the discovery reveals that the Aboriginal communities in North Queensland had connections
with the pottery-making communities of New Guinea.

“The discovery gives us insights into the sophisticated maritime capabilities of First Nations
communities in this region, and these objects are crucial in understanding the cultural
exchanges that occurred on Jiigurru thousands of years ago,” Professor Ulm explained.

“We think that the ancestors of contemporary Traditional Owners were engaged in a very
widespread trading system. So they traded technology, goods and ideas, knew how to make pottery, and made it locally.”

CABAH Chief Investigator Professor Ian McNiven from Monash University said the evidence
points to a history of deep connections across the Coral Sea, facilitated by advanced canoe
voyaging technology and open-sea navigation skills, contradicting the outdated notion of
Indigenous isolation.

“These findings not only open a new chapter in Australian, Melanesian, and Pacific archaeology
but also challenge colonialist stereotypes by highlighting the complexity and innovation of
Aboriginal communities,” Professor McNiven said.

“The discovery adds a new layer to our understanding of Jiigurru and Indigenous Australians’
role in the broader network of maritime exchange and cultural interaction across the Coral Sea.”
According to Professor McNiven, Jiigurru marks the southern boundary of ancient international
maritime networks that linked eastern north Queensland, southern New Guinea and the Torres
Strait, forming the Coral Sea Cultural Interaction Sphere.

“These networks facilitated the exchange of objects and ideas between Australian and New
Guinean coastal communities over the past 3000 years.
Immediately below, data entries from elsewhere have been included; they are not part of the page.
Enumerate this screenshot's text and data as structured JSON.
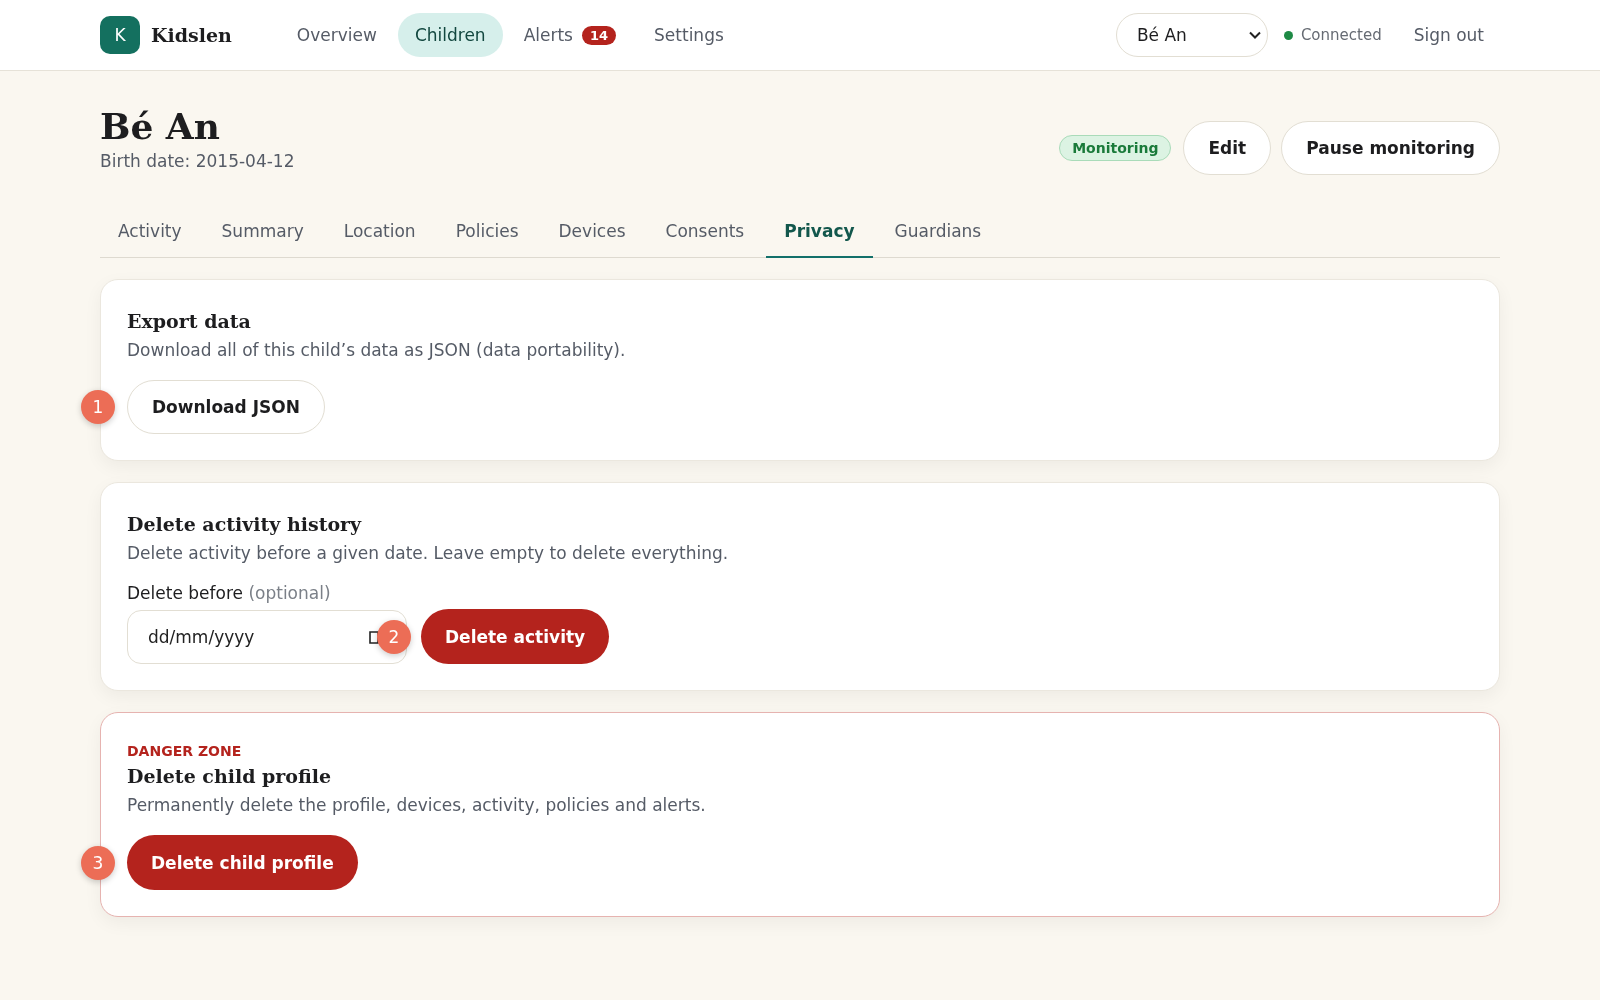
{
  "brand": {
    "initial": "K",
    "name": "Kidslen"
  },
  "nav": [
    {
      "label": "Overview",
      "selected": false
    },
    {
      "label": "Children",
      "selected": true
    },
    {
      "label": "Alerts",
      "selected": false,
      "badge": "14"
    },
    {
      "label": "Settings",
      "selected": false
    }
  ],
  "child_select": {
    "value": "Bé An"
  },
  "connection": {
    "label": "Connected",
    "color": "#1e8a45"
  },
  "sign_out": "Sign out",
  "profile": {
    "name": "Bé An",
    "birth_date": "Birth date: 2015-04-12",
    "status": "Monitoring",
    "actions": [
      "Edit",
      "Pause monitoring"
    ]
  },
  "tabs": [
    {
      "label": "Activity",
      "selected": false
    },
    {
      "label": "Summary",
      "selected": false
    },
    {
      "label": "Location",
      "selected": false
    },
    {
      "label": "Policies",
      "selected": false
    },
    {
      "label": "Devices",
      "selected": false
    },
    {
      "label": "Consents",
      "selected": false
    },
    {
      "label": "Privacy",
      "selected": true
    },
    {
      "label": "Guardians",
      "selected": false
    }
  ],
  "sections": [
    {
      "kind": "export",
      "title": "Export data",
      "description": "Download all of this child’s data as JSON (data portability).",
      "button": "Download JSON",
      "marker": "1"
    },
    {
      "kind": "delete_history",
      "title": "Delete activity history",
      "description": "Delete activity before a given date. Leave empty to delete everything.",
      "field_label": "Delete before",
      "field_hint": "(optional)",
      "placeholder": "dd/mm/yyyy",
      "button": "Delete activity",
      "marker": "2"
    },
    {
      "kind": "danger",
      "eyebrow": "DANGER ZONE",
      "title": "Delete child profile",
      "description": "Permanently delete the profile, devices, activity, policies and alerts.",
      "button": "Delete child profile",
      "marker": "3"
    }
  ]
}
While some objects, like cone-shell
body adornments and bamboo smoking pipes indicate widespread sharing of culture and ideas, others, such as pottery, also suggest the sharing of technology.”

CABAH’s research, undertaken in partnership with the Dingaal and Ngurrumungu Aboriginal
communities, formed the basis of the Queensland Museum exhibition Connections across the
Coral Sea: A story of movement. Read more here, explore a virtual tour of the exhibition here,
and browse objects from the exhibition here.

Read more on The Conversation

Content from media release issued by the Australian Research Council Centre for Excellence for Australian Biodiversity and Heritage

Scientist Dr Quan Hua, an expert in radiocarbon dating, provided measurements of the radiocarbon content in coral samples for the accurate determination of local marine radiocarbon reservoir correction (ΔR), and assisted with age-depth and phase modelling for the study site. 

Radiocarbon measurements were undertaken using the VEGA accelerator at the Centre for Accelerator Science.

The radiocarbon content of the ocean is usually lower than that of the atmosphere, because of long residence time of carbon in the ocean. Ocean circulation, including surface currents and vertical mixing such as ocean upwelling, creates a marine radiocarbon signal that varies spatially and temporally. Local ΔR value and its temporal changes are therefore required for accurate radiocarbon dating of marine samples.

“We have determined ΔR values for Lizard Islands and the northern Great Barrier Reef. Interestingly, there are large variations in ΔR that have been documented, particularly for the period 7000-5500 years ago. 

The team was very careful to take these variations into account in providing an accurate radiocarbon chronology for the excavation as some of the samples fell within this time frame.”


Prof Ian McNiven

Prof Ian McNiven (Monash)


Indigenous Australia
FacilitiesCentre for Accelerator Science